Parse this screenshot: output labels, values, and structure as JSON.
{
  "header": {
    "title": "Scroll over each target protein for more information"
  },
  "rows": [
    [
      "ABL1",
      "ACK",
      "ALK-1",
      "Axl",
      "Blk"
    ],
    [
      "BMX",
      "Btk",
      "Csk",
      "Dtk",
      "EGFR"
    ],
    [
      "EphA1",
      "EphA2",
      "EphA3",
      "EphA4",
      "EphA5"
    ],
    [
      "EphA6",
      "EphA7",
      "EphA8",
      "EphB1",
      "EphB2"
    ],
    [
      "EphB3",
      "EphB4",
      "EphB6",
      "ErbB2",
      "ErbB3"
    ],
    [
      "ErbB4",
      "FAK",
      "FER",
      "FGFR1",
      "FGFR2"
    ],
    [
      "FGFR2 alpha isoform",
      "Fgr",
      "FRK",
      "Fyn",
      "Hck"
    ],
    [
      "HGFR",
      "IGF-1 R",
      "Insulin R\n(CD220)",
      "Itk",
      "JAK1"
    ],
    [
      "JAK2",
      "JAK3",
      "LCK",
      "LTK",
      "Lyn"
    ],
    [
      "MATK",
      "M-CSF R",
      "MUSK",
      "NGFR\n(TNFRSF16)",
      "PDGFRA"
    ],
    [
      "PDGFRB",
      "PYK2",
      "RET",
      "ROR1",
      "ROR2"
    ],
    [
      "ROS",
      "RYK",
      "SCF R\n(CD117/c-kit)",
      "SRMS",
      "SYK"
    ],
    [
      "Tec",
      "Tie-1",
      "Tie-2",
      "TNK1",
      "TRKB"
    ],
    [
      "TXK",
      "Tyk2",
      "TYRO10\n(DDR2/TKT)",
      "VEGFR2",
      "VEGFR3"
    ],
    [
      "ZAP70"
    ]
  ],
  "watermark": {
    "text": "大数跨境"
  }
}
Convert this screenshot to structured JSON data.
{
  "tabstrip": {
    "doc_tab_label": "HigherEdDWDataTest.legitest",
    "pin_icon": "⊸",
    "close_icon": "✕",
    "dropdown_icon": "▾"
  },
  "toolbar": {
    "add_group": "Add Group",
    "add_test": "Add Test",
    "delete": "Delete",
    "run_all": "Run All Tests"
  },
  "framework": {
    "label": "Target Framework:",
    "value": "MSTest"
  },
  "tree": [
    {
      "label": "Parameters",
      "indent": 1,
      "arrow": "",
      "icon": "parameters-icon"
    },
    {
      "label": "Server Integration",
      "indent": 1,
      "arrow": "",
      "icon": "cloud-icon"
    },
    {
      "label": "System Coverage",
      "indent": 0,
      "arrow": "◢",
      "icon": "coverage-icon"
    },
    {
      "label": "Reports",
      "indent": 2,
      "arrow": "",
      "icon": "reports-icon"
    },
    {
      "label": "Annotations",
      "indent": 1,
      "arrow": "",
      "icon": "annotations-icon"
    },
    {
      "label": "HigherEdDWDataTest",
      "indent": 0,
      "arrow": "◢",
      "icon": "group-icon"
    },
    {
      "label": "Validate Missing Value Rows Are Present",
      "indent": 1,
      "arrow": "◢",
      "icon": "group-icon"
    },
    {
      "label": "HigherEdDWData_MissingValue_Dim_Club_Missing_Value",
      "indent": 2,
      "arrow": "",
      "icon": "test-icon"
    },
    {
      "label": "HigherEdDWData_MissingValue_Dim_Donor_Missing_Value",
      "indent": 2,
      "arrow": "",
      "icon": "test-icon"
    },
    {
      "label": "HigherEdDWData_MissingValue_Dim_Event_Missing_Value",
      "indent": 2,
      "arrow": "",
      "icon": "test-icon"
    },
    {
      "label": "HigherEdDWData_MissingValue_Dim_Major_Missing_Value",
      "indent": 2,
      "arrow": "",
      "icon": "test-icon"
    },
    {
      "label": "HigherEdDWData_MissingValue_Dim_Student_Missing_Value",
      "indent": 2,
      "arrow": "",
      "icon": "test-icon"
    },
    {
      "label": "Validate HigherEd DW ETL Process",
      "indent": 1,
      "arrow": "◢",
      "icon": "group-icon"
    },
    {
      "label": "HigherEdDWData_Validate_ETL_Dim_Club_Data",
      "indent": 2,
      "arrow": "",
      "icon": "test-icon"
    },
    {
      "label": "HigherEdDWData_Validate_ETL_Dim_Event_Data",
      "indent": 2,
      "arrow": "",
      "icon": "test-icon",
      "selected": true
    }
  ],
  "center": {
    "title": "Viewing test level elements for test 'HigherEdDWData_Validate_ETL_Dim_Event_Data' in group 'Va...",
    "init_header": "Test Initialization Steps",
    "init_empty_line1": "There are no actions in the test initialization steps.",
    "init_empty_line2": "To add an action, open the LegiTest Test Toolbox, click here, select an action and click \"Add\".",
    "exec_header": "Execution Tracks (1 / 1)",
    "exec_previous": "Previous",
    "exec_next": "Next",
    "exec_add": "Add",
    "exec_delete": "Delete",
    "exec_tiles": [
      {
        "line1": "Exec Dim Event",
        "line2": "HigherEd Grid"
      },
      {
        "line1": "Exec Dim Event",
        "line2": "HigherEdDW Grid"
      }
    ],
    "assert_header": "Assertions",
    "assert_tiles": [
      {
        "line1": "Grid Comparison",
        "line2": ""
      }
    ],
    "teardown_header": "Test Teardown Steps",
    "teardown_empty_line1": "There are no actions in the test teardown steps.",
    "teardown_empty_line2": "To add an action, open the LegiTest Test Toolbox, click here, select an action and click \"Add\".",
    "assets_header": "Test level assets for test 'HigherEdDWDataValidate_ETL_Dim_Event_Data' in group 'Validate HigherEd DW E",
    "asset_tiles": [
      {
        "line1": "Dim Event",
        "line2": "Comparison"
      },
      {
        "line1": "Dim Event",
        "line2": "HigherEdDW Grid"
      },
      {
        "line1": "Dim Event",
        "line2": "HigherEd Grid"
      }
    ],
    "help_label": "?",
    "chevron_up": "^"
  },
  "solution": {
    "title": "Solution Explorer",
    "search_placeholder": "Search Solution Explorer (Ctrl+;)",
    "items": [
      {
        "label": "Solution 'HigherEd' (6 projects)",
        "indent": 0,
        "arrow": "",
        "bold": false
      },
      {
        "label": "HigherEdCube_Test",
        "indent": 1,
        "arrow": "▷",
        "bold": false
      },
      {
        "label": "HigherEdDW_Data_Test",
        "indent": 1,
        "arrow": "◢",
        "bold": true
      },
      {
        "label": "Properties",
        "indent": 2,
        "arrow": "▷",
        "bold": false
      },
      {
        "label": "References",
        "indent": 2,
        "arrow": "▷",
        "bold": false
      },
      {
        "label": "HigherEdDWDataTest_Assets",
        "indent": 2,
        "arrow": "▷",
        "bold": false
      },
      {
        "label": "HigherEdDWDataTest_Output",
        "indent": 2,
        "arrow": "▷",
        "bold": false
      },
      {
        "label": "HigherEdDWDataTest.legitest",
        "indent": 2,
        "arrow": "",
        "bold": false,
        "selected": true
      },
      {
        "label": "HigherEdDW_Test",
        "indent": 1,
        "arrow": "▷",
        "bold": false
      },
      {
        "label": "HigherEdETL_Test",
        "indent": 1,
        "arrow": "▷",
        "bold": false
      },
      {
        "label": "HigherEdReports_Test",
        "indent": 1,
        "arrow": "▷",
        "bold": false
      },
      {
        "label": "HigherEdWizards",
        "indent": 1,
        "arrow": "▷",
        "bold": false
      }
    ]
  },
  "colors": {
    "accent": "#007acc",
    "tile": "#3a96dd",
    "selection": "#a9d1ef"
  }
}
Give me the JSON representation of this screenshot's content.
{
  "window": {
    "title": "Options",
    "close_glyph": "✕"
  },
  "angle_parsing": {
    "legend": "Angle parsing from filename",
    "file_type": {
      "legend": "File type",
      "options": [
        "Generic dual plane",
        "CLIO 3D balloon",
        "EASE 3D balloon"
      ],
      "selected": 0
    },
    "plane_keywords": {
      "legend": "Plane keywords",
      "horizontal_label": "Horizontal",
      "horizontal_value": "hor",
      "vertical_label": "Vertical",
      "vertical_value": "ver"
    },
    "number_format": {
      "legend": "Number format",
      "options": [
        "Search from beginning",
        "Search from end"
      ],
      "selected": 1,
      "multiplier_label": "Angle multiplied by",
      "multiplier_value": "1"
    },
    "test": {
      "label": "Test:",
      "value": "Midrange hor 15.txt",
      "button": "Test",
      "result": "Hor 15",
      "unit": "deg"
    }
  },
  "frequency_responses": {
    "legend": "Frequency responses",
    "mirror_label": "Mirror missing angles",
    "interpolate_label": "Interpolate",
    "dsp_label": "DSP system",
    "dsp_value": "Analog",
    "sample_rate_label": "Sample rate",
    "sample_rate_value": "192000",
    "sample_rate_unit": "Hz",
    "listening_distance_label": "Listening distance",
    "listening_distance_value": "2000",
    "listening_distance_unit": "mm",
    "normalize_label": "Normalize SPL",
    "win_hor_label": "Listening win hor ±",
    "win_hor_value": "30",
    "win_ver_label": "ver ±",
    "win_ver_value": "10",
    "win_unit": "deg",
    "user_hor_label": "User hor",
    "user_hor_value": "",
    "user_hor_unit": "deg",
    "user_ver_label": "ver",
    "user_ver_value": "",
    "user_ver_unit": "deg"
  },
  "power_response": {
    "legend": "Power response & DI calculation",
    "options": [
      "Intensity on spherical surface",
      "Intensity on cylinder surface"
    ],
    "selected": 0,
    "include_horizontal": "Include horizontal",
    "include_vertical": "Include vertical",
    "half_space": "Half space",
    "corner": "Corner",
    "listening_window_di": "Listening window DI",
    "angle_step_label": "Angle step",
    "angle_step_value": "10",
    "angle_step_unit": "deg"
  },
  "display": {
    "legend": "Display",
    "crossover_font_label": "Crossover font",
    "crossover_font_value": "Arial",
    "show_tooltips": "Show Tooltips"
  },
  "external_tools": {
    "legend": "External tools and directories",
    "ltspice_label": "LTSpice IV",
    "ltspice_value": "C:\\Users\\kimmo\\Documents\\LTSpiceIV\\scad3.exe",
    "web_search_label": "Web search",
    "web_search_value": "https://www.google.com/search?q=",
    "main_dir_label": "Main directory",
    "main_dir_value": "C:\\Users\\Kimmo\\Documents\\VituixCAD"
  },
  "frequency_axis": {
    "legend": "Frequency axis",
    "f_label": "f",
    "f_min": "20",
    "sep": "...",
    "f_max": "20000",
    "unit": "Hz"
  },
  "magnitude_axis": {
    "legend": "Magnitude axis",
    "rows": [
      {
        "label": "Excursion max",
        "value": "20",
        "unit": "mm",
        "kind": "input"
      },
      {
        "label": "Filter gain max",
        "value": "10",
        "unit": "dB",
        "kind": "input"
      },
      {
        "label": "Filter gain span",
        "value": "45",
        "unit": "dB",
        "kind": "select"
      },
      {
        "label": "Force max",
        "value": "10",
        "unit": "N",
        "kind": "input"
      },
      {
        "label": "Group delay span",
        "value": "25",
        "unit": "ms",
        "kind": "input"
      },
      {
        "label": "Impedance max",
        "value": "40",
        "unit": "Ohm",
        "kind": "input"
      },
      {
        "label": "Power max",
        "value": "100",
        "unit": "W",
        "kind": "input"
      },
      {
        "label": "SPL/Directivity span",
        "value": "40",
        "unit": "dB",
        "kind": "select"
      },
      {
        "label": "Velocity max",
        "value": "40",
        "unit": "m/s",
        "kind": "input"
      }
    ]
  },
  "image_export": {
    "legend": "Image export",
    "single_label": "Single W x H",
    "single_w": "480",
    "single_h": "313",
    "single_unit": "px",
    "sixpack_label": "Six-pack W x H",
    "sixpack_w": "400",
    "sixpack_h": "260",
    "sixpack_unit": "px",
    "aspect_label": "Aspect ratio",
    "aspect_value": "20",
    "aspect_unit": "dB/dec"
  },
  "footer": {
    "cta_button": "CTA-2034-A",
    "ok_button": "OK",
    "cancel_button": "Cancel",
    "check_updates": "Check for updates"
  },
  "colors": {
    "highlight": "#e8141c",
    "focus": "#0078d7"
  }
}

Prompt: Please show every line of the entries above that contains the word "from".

Your response:
    "legend": "Angle parsing from filename",
        "Search from beginning",
        "Search from end"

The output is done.